- **DATASET EXTRACT**:
★ ★ ★ ★

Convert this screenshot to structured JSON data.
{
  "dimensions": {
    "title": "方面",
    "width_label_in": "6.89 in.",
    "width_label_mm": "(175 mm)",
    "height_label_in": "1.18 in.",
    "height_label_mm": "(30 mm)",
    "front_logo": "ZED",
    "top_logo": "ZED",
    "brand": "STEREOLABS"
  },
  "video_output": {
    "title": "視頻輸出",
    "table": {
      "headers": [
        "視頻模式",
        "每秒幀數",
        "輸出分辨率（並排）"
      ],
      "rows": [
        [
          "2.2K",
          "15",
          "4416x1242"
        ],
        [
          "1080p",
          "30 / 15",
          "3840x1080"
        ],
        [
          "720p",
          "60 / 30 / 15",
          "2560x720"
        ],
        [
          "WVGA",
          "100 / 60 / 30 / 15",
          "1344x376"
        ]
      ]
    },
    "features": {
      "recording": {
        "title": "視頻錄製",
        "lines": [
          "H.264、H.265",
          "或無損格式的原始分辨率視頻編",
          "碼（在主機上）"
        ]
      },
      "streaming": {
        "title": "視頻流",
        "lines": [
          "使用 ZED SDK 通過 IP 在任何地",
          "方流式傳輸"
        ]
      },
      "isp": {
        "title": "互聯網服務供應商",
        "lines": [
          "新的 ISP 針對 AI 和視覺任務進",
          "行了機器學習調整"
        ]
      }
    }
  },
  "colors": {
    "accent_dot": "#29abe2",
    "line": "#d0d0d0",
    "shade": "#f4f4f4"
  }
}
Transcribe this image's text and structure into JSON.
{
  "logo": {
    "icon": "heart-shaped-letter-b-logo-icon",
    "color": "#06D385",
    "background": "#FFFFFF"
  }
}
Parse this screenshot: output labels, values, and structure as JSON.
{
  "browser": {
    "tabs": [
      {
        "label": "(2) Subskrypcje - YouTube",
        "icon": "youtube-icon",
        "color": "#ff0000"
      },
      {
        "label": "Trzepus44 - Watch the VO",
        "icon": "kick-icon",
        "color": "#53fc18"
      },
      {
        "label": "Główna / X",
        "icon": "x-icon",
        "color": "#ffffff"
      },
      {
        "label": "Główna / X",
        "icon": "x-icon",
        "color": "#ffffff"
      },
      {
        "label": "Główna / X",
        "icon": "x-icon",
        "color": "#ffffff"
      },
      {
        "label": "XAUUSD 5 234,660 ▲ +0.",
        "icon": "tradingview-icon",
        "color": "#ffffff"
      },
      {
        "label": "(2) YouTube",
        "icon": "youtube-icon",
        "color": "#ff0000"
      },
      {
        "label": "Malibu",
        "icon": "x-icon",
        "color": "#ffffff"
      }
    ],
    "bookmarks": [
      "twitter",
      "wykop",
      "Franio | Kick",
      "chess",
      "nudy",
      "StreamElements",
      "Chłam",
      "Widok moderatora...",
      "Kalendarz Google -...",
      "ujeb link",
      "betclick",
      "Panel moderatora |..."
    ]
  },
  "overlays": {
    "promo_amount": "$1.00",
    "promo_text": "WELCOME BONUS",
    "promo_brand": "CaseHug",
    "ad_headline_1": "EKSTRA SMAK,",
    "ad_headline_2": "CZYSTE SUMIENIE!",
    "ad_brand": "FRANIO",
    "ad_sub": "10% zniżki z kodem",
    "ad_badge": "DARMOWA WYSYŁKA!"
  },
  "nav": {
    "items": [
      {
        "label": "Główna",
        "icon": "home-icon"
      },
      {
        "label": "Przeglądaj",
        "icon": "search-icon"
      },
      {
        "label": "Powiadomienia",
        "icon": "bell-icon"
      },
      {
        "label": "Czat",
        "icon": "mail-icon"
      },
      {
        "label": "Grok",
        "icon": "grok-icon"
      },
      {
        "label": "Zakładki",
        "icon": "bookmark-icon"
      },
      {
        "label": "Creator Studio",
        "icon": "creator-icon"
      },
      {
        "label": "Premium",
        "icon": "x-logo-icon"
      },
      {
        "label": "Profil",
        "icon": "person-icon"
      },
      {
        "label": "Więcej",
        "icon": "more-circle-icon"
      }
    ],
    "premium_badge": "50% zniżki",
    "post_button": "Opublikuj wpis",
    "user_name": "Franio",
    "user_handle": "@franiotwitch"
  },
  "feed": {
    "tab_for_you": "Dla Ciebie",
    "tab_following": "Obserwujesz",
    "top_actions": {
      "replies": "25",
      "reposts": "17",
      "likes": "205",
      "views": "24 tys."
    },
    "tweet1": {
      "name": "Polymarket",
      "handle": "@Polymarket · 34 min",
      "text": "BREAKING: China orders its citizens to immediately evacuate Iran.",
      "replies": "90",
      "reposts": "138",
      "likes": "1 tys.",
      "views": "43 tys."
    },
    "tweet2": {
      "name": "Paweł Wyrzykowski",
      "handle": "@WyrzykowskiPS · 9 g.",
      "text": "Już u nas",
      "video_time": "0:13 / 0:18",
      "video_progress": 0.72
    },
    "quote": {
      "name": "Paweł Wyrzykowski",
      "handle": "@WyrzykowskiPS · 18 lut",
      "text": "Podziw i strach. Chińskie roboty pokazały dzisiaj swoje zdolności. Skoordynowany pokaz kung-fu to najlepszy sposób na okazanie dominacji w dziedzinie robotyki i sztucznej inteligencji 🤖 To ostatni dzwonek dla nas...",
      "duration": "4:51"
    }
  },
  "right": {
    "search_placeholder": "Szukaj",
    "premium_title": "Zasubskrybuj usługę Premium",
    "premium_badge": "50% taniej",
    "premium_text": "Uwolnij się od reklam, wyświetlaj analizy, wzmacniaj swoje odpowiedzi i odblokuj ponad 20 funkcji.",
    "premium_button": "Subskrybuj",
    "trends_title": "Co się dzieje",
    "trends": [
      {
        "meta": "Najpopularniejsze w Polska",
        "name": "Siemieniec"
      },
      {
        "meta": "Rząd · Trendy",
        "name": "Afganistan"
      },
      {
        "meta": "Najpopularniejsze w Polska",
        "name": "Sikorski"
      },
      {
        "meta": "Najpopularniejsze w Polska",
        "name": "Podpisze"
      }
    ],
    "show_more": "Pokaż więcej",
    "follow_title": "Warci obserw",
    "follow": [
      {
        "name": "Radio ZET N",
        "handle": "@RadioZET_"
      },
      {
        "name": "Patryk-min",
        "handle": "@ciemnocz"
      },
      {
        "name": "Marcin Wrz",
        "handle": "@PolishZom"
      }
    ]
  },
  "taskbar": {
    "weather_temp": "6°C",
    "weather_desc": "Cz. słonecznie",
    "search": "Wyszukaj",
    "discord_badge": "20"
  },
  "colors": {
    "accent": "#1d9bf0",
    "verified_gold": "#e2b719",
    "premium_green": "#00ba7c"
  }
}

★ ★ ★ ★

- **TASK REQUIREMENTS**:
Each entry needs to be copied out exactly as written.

- **RESULT FOR THIS TASK**:
Convert this screenshot to structured JSON data.
{
  "dimensions": {
    "title": "方面",
    "width_label_in": "6.89 in.",
    "width_label_mm": "(175 mm)",
    "height_label_in": "1.18 in.",
    "height_label_mm": "(30 mm)",
    "front_logo": "ZED",
    "top_logo": "ZED",
    "brand": "STEREOLABS"
  },
  "video_output": {
    "title": "視頻輸出",
    "table": {
      "headers": [
        "視頻模式",
        "每秒幀數",
        "輸出分辨率（並排）"
      ],
      "rows": [
        [
          "2.2K",
          "15",
          "4416x1242"
        ],
        [
          "1080p",
          "30 / 15",
          "3840x1080"
        ],
        [
          "720p",
          "60 / 30 / 15",
          "2560x720"
        ],
        [
          "WVGA",
          "100 / 60 / 30 / 15",
          "1344x376"
        ]
      ]
    },
    "features": {
      "recording": {
        "title": "視頻錄製",
        "lines": [
          "H.264、H.265",
          "或無損格式的原始分辨率視頻編",
          "碼（在主機上）"
        ]
      },
      "streaming": {
        "title": "視頻流",
        "lines": [
          "使用 ZED SDK 通過 IP 在任何地",
          "方流式傳輸"
        ]
      },
      "isp": {
        "title": "互聯網服務供應商",
        "lines": [
          "新的 ISP 針對 AI 和視覺任務進",
          "行了機器學習調整"
        ]
      }
    }
  },
  "colors": {
    "accent_dot": "#29abe2",
    "line": "#d0d0d0",
    "shade": "#f4f4f4"
  }
}
Transcribe this image's text and structure into JSON.
{
  "logo": {
    "icon": "heart-shaped-letter-b-logo-icon",
    "color": "#06D385",
    "background": "#FFFFFF"
  }
}
Parse this screenshot: output labels, values, and structure as JSON.
{
  "browser": {
    "tabs": [
      {
        "label": "(2) Subskrypcje - YouTube",
        "icon": "youtube-icon",
        "color": "#ff0000"
      },
      {
        "label": "Trzepus44 - Watch the VO",
        "icon": "kick-icon",
        "color": "#53fc18"
      },
      {
        "label": "Główna / X",
        "icon": "x-icon",
        "color": "#ffffff"
      },
      {
        "label": "Główna / X",
        "icon": "x-icon",
        "color": "#ffffff"
      },
      {
        "label": "Główna / X",
        "icon": "x-icon",
        "color": "#ffffff"
      },
      {
        "label": "XAUUSD 5 234,660 ▲ +0.",
        "icon": "tradingview-icon",
        "color": "#ffffff"
      },
      {
        "label": "(2) YouTube",
        "icon": "youtube-icon",
        "color": "#ff0000"
      },
      {
        "label": "Malibu",
        "icon": "x-icon",
        "color": "#ffffff"
      }
    ],
    "bookmarks": [
      "twitter",
      "wykop",
      "Franio | Kick",
      "chess",
      "nudy",
      "StreamElements",
      "Chłam",
      "Widok moderatora...",
      "Kalendarz Google -...",
      "ujeb link",
      "betclick",
      "Panel moderatora |..."
    ]
  },
  "overlays": {
    "promo_amount": "$1.00",
    "promo_text": "WELCOME BONUS",
    "promo_brand": "CaseHug",
    "ad_headline_1": "EKSTRA SMAK,",
    "ad_headline_2": "CZYSTE SUMIENIE!",
    "ad_brand": "FRANIO",
    "ad_sub": "10% zniżki z kodem",
    "ad_badge": "DARMOWA WYSYŁKA!"
  },
  "nav": {
    "items": [
      {
        "label": "Główna",
        "icon": "home-icon"
      },
      {
        "label": "Przeglądaj",
        "icon": "search-icon"
      },
      {
        "label": "Powiadomienia",
        "icon": "bell-icon"
      },
      {
        "label": "Czat",
        "icon": "mail-icon"
      },
      {
        "label": "Grok",
        "icon": "grok-icon"
      },
      {
        "label": "Zakładki",
        "icon": "bookmark-icon"
      },
      {
        "label": "Creator Studio",
        "icon": "creator-icon"
      },
      {
        "label": "Premium",
        "icon": "x-logo-icon"
      },
      {
        "label": "Profil",
        "icon": "person-icon"
      },
      {
        "label": "Więcej",
        "icon": "more-circle-icon"
      }
    ],
    "premium_badge": "50% zniżki",
    "post_button": "Opublikuj wpis",
    "user_name": "Franio",
    "user_handle": "@franiotwitch"
  },
  "feed": {
    "tab_for_you": "Dla Ciebie",
    "tab_following": "Obserwujesz",
    "top_actions": {
      "replies": "25",
      "reposts": "17",
      "likes": "205",
      "views": "24 tys."
    },
    "tweet1": {
      "name": "Polymarket",
      "handle": "@Polymarket · 34 min",
      "text": "BREAKING: China orders its citizens to immediately evacuate Iran.",
      "replies": "90",
      "reposts": "138",
      "likes": "1 tys.",
      "views": "43 tys."
    },
    "tweet2": {
      "name": "Paweł Wyrzykowski",
      "handle": "@WyrzykowskiPS · 9 g.",
      "text": "Już u nas",
      "video_time": "0:13 / 0:18",
      "video_progress": 0.72
    },
    "quote": {
      "name": "Paweł Wyrzykowski",
      "handle": "@WyrzykowskiPS · 18 lut",
      "text": "Podziw i strach. Chińskie roboty pokazały dzisiaj swoje zdolności. Skoordynowany pokaz kung-fu to najlepszy sposób na okazanie dominacji w dziedzinie robotyki i sztucznej inteligencji 🤖 To ostatni dzwonek dla nas...",
      "duration": "4:51"
    }
  },
  "right": {
    "search_placeholder": "Szukaj",
    "premium_title": "Zasubskrybuj usługę Premium",
    "premium_badge": "50% taniej",
    "premium_text": "Uwolnij się od reklam, wyświetlaj analizy, wzmacniaj swoje odpowiedzi i odblokuj ponad 20 funkcji.",
    "premium_button": "Subskrybuj",
    "trends_title": "Co się dzieje",
    "trends": [
      {
        "meta": "Najpopularniejsze w Polska",
        "name": "Siemieniec"
      },
      {
        "meta": "Rząd · Trendy",
        "name": "Afganistan"
      },
      {
        "meta": "Najpopularniejsze w Polska",
        "name": "Sikorski"
      },
      {
        "meta": "Najpopularniejsze w Polska",
        "name": "Podpisze"
      }
    ],
    "show_more": "Pokaż więcej",
    "follow_title": "Warci obserw",
    "follow": [
      {
        "name": "Radio ZET N",
        "handle": "@RadioZET_"
      },
      {
        "name": "Patryk-min",
        "handle": "@ciemnocz"
      },
      {
        "name": "Marcin Wrz",
        "handle": "@PolishZom"
      }
    ]
  },
  "taskbar": {
    "weather_temp": "6°C",
    "weather_desc": "Cz. słonecznie",
    "search": "Wyszukaj",
    "discord_badge": "20"
  },
  "colors": {
    "accent": "#1d9bf0",
    "verified_gold": "#e2b719",
    "premium_green": "#00ba7c"
  }
}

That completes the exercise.